**Assignment:** Print the listing below exactly as written.

**Data records:**
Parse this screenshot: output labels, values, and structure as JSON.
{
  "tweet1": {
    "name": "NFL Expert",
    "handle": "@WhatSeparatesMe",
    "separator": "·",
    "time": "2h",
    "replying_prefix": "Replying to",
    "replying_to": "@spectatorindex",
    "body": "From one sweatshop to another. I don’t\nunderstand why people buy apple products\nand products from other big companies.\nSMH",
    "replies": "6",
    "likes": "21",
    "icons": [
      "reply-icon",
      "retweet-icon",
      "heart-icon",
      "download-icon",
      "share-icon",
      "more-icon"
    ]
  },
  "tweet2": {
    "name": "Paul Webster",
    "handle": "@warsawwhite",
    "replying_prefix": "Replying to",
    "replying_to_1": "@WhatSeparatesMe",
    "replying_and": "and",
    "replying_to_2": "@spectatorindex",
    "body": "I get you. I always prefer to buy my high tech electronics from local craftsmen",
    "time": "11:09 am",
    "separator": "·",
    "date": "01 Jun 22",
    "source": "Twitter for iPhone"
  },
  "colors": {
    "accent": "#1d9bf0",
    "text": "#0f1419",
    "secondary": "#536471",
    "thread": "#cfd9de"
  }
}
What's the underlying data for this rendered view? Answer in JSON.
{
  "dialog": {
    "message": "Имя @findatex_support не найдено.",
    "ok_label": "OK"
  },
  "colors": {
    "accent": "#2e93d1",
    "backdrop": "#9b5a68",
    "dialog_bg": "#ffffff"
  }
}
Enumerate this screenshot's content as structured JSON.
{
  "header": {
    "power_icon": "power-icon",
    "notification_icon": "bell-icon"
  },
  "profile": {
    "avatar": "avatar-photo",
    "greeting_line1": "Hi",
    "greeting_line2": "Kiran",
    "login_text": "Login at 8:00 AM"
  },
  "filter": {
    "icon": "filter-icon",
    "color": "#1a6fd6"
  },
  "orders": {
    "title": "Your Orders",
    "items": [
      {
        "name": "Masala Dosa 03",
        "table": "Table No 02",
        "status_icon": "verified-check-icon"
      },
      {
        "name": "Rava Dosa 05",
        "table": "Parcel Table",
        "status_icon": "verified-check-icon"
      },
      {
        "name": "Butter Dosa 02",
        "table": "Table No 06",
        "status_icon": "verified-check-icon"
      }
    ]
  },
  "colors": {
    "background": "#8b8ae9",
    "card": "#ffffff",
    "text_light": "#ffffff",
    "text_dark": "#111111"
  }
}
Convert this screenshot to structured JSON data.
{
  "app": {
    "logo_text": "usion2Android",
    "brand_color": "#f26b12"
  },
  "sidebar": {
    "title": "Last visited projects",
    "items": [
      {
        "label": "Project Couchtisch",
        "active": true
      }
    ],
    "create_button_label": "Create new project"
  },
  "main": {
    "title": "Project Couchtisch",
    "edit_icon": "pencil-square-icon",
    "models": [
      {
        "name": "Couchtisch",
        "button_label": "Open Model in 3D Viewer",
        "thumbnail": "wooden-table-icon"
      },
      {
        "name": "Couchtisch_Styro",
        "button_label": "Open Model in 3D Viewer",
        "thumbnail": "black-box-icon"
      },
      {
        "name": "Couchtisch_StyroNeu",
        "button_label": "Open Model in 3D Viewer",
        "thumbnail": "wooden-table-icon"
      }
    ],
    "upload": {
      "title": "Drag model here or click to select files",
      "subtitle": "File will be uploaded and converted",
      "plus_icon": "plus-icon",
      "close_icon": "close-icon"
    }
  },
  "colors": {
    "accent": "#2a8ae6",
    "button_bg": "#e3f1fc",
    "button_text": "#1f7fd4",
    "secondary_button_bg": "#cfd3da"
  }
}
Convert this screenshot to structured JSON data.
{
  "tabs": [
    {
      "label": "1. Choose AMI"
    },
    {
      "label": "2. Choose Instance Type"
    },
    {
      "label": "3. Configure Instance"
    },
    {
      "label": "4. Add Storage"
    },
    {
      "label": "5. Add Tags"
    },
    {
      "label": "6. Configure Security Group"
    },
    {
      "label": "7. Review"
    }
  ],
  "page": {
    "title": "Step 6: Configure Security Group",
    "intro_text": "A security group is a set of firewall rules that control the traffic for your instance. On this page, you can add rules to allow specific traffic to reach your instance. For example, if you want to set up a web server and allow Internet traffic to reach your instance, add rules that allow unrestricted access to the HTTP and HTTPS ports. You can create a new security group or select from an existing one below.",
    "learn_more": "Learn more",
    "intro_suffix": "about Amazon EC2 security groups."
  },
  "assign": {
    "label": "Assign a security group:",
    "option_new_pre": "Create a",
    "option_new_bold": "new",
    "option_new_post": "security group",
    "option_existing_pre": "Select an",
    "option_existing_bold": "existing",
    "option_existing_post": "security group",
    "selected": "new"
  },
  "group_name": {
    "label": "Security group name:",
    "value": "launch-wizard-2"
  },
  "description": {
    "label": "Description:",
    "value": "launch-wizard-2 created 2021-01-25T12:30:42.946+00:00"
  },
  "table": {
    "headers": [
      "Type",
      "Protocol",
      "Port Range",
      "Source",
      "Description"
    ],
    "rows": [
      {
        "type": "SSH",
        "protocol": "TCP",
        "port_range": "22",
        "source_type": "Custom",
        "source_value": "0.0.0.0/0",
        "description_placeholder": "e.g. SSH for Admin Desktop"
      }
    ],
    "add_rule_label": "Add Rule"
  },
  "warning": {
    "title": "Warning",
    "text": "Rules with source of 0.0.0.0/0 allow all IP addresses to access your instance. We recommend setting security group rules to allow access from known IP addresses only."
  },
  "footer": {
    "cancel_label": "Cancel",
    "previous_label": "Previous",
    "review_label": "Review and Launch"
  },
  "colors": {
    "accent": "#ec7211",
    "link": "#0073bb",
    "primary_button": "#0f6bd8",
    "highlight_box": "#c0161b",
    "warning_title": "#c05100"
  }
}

**Solution for this task:**
Parse this screenshot: output labels, values, and structure as JSON.
{
  "tweet1": {
    "name": "NFL Expert",
    "handle": "@WhatSeparatesMe",
    "separator": "·",
    "time": "2h",
    "replying_prefix": "Replying to",
    "replying_to": "@spectatorindex",
    "body": "From one sweatshop to another. I don’t\nunderstand why people buy apple products\nand products from other big companies.\nSMH",
    "replies": "6",
    "likes": "21",
    "icons": [
      "reply-icon",
      "retweet-icon",
      "heart-icon",
      "download-icon",
      "share-icon",
      "more-icon"
    ]
  },
  "tweet2": {
    "name": "Paul Webster",
    "handle": "@warsawwhite",
    "replying_prefix": "Replying to",
    "replying_to_1": "@WhatSeparatesMe",
    "replying_and": "and",
    "replying_to_2": "@spectatorindex",
    "body": "I get you. I always prefer to buy my high tech electronics from local craftsmen",
    "time": "11:09 am",
    "separator": "·",
    "date": "01 Jun 22",
    "source": "Twitter for iPhone"
  },
  "colors": {
    "accent": "#1d9bf0",
    "text": "#0f1419",
    "secondary": "#536471",
    "thread": "#cfd9de"
  }
}
What's the underlying data for this rendered view? Answer in JSON.
{
  "dialog": {
    "message": "Имя @findatex_support не найдено.",
    "ok_label": "OK"
  },
  "colors": {
    "accent": "#2e93d1",
    "backdrop": "#9b5a68",
    "dialog_bg": "#ffffff"
  }
}
Enumerate this screenshot's content as structured JSON.
{
  "header": {
    "power_icon": "power-icon",
    "notification_icon": "bell-icon"
  },
  "profile": {
    "avatar": "avatar-photo",
    "greeting_line1": "Hi",
    "greeting_line2": "Kiran",
    "login_text": "Login at 8:00 AM"
  },
  "filter": {
    "icon": "filter-icon",
    "color": "#1a6fd6"
  },
  "orders": {
    "title": "Your Orders",
    "items": [
      {
        "name": "Masala Dosa 03",
        "table": "Table No 02",
        "status_icon": "verified-check-icon"
      },
      {
        "name": "Rava Dosa 05",
        "table": "Parcel Table",
        "status_icon": "verified-check-icon"
      },
      {
        "name": "Butter Dosa 02",
        "table": "Table No 06",
        "status_icon": "verified-check-icon"
      }
    ]
  },
  "colors": {
    "background": "#8b8ae9",
    "card": "#ffffff",
    "text_light": "#ffffff",
    "text_dark": "#111111"
  }
}
Convert this screenshot to structured JSON data.
{
  "app": {
    "logo_text": "usion2Android",
    "brand_color": "#f26b12"
  },
  "sidebar": {
    "title": "Last visited projects",
    "items": [
      {
        "label": "Project Couchtisch",
        "active": true
      }
    ],
    "create_button_label": "Create new project"
  },
  "main": {
    "title": "Project Couchtisch",
    "edit_icon": "pencil-square-icon",
    "models": [
      {
        "name": "Couchtisch",
        "button_label": "Open Model in 3D Viewer",
        "thumbnail": "wooden-table-icon"
      },
      {
        "name": "Couchtisch_Styro",
        "button_label": "Open Model in 3D Viewer",
        "thumbnail": "black-box-icon"
      },
      {
        "name": "Couchtisch_StyroNeu",
        "button_label": "Open Model in 3D Viewer",
        "thumbnail": "wooden-table-icon"
      }
    ],
    "upload": {
      "title": "Drag model here or click to select files",
      "subtitle": "File will be uploaded and converted",
      "plus_icon": "plus-icon",
      "close_icon": "close-icon"
    }
  },
  "colors": {
    "accent": "#2a8ae6",
    "button_bg": "#e3f1fc",
    "button_text": "#1f7fd4",
    "secondary_button_bg": "#cfd3da"
  }
}
Convert this screenshot to structured JSON data.
{
  "tabs": [
    {
      "label": "1. Choose AMI"
    },
    {
      "label": "2. Choose Instance Type"
    },
    {
      "label": "3. Configure Instance"
    },
    {
      "label": "4. Add Storage"
    },
    {
      "label": "5. Add Tags"
    },
    {
      "label": "6. Configure Security Group"
    },
    {
      "label": "7. Review"
    }
  ],
  "page": {
    "title": "Step 6: Configure Security Group",
    "intro_text": "A security group is a set of firewall rules that control the traffic for your instance. On this page, you can add rules to allow specific traffic to reach your instance. For example, if you want to set up a web server and allow Internet traffic to reach your instance, add rules that allow unrestricted access to the HTTP and HTTPS ports. You can create a new security group or select from an existing one below.",
    "learn_more": "Learn more",
    "intro_suffix": "about Amazon EC2 security groups."
  },
  "assign": {
    "label": "Assign a security group:",
    "option_new_pre": "Create a",
    "option_new_bold": "new",
    "option_new_post": "security group",
    "option_existing_pre": "Select an",
    "option_existing_bold": "existing",
    "option_existing_post": "security group",
    "selected": "new"
  },
  "group_name": {
    "label": "Security group name:",
    "value": "launch-wizard-2"
  },
  "description": {
    "label": "Description:",
    "value": "launch-wizard-2 created 2021-01-25T12:30:42.946+00:00"
  },
  "table": {
    "headers": [
      "Type",
      "Protocol",
      "Port Range",
      "Source",
      "Description"
    ],
    "rows": [
      {
        "type": "SSH",
        "protocol": "TCP",
        "port_range": "22",
        "source_type": "Custom",
        "source_value": "0.0.0.0/0",
        "description_placeholder": "e.g. SSH for Admin Desktop"
      }
    ],
    "add_rule_label": "Add Rule"
  },
  "warning": {
    "title": "Warning",
    "text": "Rules with source of 0.0.0.0/0 allow all IP addresses to access your instance. We recommend setting security group rules to allow access from known IP addresses only."
  },
  "footer": {
    "cancel_label": "Cancel",
    "previous_label": "Previous",
    "review_label": "Review and Launch"
  },
  "colors": {
    "accent": "#ec7211",
    "link": "#0073bb",
    "primary_button": "#0f6bd8",
    "highlight_box": "#c0161b",
    "warning_title": "#c05100"
  }
}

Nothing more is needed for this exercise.